═════ Material for this exercise ═════
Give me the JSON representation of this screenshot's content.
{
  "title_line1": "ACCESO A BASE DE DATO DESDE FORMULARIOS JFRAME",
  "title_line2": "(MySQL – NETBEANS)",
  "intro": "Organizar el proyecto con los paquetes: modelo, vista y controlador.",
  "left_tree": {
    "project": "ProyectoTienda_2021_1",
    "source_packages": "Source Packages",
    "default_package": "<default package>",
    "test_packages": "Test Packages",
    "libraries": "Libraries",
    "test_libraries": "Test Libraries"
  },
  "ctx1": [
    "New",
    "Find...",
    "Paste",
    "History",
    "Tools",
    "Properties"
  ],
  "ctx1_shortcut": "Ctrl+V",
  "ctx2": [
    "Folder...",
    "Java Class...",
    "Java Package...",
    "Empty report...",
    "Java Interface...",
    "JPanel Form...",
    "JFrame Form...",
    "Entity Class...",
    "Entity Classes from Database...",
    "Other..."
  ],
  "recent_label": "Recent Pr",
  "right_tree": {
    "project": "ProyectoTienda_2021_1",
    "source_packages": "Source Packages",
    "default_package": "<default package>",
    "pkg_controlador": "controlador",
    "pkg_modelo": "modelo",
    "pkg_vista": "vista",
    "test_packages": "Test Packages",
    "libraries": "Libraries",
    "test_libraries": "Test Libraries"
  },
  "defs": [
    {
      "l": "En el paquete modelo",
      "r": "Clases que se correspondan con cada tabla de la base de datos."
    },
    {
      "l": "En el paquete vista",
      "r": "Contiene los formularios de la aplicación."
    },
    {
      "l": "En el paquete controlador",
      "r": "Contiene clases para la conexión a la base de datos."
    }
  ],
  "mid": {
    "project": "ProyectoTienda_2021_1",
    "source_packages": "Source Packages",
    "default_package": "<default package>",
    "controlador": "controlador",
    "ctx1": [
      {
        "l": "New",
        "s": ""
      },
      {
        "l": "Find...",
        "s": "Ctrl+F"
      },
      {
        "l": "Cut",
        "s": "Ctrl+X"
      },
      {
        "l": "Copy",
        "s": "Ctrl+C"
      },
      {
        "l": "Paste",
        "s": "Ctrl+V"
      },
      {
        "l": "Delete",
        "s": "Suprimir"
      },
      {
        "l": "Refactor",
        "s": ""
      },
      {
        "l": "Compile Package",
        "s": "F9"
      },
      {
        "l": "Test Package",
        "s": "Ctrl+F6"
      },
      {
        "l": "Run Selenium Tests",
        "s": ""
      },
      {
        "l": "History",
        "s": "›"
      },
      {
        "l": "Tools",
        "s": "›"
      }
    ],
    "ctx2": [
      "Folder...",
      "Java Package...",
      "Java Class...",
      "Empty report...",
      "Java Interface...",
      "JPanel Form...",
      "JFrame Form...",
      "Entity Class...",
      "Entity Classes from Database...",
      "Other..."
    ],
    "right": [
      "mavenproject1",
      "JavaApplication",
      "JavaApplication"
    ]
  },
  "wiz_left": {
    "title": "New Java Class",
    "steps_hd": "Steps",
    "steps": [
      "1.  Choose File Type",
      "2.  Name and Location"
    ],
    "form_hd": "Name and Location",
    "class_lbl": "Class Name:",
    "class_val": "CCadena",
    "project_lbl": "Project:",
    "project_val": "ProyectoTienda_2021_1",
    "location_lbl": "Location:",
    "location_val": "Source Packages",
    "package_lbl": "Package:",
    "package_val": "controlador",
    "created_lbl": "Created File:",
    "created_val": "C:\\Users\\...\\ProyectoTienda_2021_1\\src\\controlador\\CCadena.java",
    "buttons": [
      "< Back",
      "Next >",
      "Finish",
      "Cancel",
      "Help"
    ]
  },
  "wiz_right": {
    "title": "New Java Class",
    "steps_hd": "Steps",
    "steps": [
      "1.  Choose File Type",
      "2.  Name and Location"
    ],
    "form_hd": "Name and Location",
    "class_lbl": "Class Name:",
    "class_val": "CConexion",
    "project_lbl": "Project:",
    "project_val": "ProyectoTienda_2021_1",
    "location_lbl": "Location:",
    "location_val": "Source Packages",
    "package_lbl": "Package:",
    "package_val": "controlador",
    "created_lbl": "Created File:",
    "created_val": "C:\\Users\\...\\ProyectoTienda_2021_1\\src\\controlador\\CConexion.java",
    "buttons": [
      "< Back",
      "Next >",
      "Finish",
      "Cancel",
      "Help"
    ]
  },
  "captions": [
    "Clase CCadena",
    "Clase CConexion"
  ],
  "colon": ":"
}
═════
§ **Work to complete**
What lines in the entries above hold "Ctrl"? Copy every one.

§ **Result below**
  "ctx1_shortcut": "Ctrl+V",
        "s": "Ctrl+F"
        "s": "Ctrl+X"
        "s": "Ctrl+C"
        "s": "Ctrl+V"
        "s": "Ctrl+F6"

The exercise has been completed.